NASA's Marshall Space Flight Center is providing a live video feed of the sky throughout the night, letting net-surfers enjoy the celestial show without stepping a foot outside.
The webcams, which are light activated, will only show a blank screen during the day, but as night rolls in, the webcams will automatically switch on to give a wide panoramic view of the sky.
In addition to the rooftop-mounted cameras at NASA's Flight Center in Huntsville, Ala., several other camera's are also available for live viewing:
Serious viewers can also join NASA astronomer Bill Cooke and his team in a live online chat to ask questions and get expert insight into the event as it unfolds.

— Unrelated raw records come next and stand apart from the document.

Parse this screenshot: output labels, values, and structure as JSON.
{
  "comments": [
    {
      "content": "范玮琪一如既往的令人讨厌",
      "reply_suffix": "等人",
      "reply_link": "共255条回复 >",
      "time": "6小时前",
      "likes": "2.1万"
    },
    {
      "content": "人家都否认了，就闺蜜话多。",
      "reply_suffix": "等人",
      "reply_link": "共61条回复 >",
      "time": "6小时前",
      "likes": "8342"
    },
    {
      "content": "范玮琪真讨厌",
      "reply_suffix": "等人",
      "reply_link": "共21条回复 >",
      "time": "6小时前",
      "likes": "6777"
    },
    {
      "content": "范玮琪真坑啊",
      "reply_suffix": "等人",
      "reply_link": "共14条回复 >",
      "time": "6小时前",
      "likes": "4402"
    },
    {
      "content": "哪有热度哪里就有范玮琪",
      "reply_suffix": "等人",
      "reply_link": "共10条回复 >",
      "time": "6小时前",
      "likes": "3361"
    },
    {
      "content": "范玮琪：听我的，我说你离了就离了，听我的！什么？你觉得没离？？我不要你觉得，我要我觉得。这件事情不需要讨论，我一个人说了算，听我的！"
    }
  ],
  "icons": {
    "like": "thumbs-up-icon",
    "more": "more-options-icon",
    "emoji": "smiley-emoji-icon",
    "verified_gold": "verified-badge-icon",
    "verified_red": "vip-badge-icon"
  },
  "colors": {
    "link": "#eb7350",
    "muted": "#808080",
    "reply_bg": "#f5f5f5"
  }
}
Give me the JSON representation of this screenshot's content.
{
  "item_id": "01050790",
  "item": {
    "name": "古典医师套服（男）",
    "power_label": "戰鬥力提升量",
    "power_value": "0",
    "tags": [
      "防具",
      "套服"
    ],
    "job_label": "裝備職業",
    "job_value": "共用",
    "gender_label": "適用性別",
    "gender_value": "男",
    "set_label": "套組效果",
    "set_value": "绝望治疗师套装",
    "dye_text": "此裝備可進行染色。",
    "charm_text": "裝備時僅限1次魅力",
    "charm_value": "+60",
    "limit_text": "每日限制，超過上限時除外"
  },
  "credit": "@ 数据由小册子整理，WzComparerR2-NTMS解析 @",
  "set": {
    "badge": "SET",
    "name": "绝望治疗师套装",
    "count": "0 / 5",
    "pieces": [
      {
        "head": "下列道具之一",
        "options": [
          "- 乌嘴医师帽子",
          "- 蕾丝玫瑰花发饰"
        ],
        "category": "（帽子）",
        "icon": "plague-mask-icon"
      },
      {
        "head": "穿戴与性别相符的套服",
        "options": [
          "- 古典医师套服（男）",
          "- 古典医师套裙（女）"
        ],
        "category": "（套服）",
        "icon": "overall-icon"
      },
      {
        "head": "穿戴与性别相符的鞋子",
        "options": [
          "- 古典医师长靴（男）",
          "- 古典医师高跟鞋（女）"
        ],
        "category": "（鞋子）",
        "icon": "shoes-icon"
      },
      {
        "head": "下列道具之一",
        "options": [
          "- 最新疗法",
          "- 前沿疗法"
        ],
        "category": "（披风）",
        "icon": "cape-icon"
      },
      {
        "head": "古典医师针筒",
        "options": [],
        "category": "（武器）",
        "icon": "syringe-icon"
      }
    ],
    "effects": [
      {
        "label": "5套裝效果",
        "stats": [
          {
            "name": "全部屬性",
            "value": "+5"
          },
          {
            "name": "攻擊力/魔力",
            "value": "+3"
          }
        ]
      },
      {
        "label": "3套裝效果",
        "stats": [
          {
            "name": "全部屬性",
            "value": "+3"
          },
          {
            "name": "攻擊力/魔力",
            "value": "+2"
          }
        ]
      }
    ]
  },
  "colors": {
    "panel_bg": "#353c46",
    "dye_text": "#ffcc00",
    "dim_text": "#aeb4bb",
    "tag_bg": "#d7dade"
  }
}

The Perseids have been observed for at least 2,000 years and are associated with the comet Swift-Tuttle, which orbits the sun once every 133 years. Each year in August, the Earth passes through a cloud of the comet's debris. These bits of ice and dust -- most more than 1,000 years old -- burn up in the Earth's atmosphere.

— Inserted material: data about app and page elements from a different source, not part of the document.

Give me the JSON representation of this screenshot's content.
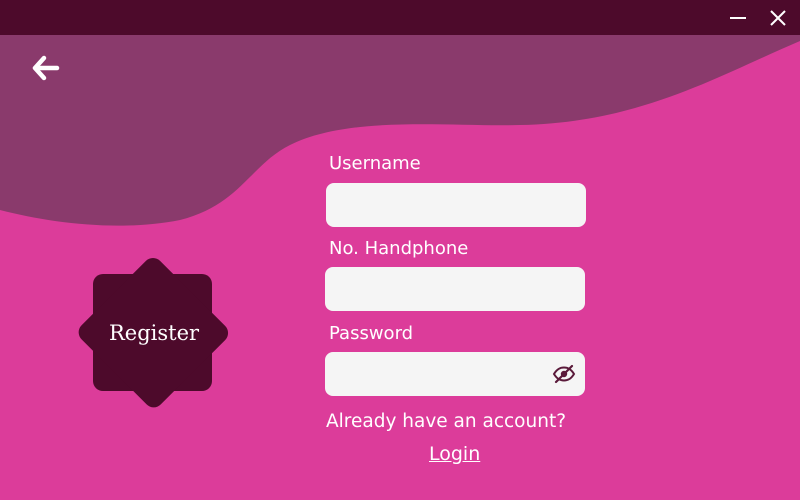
{
  "window": {
    "minimize_icon": "minimize-icon",
    "close_icon": "close-icon",
    "titlebar_color": "#4d0a2b"
  },
  "theme": {
    "background": "#dc3c9a",
    "wave": "#8a3a6c",
    "badge": "#4d0a2b",
    "field_bg": "#f5f5f5"
  },
  "nav": {
    "back_icon": "arrow-left-icon"
  },
  "badge": {
    "label": "Register"
  },
  "form": {
    "username": {
      "label": "Username",
      "value": "",
      "placeholder": ""
    },
    "phone": {
      "label": "No. Handphone",
      "value": "",
      "placeholder": ""
    },
    "password": {
      "label": "Password",
      "value": "",
      "placeholder": "",
      "toggle_icon": "eye-slash-icon"
    }
  },
  "footer": {
    "prompt": "Already have an account?",
    "login_link": "Login"
  }
}
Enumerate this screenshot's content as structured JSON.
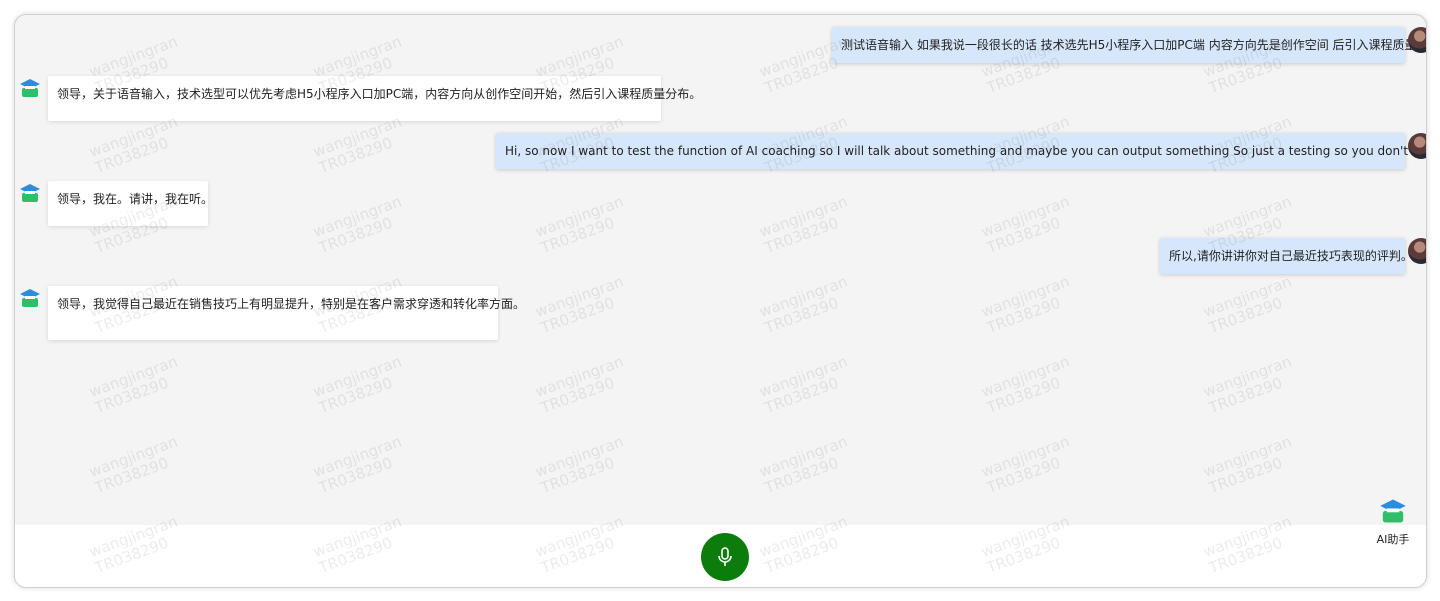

The Perseids can be seen all over the sky, but the best viewing opportunities will be across the northern hemisphere.
The showers are occurring through out this week, but the peak will be Friday night, Aug. 12, through the next day.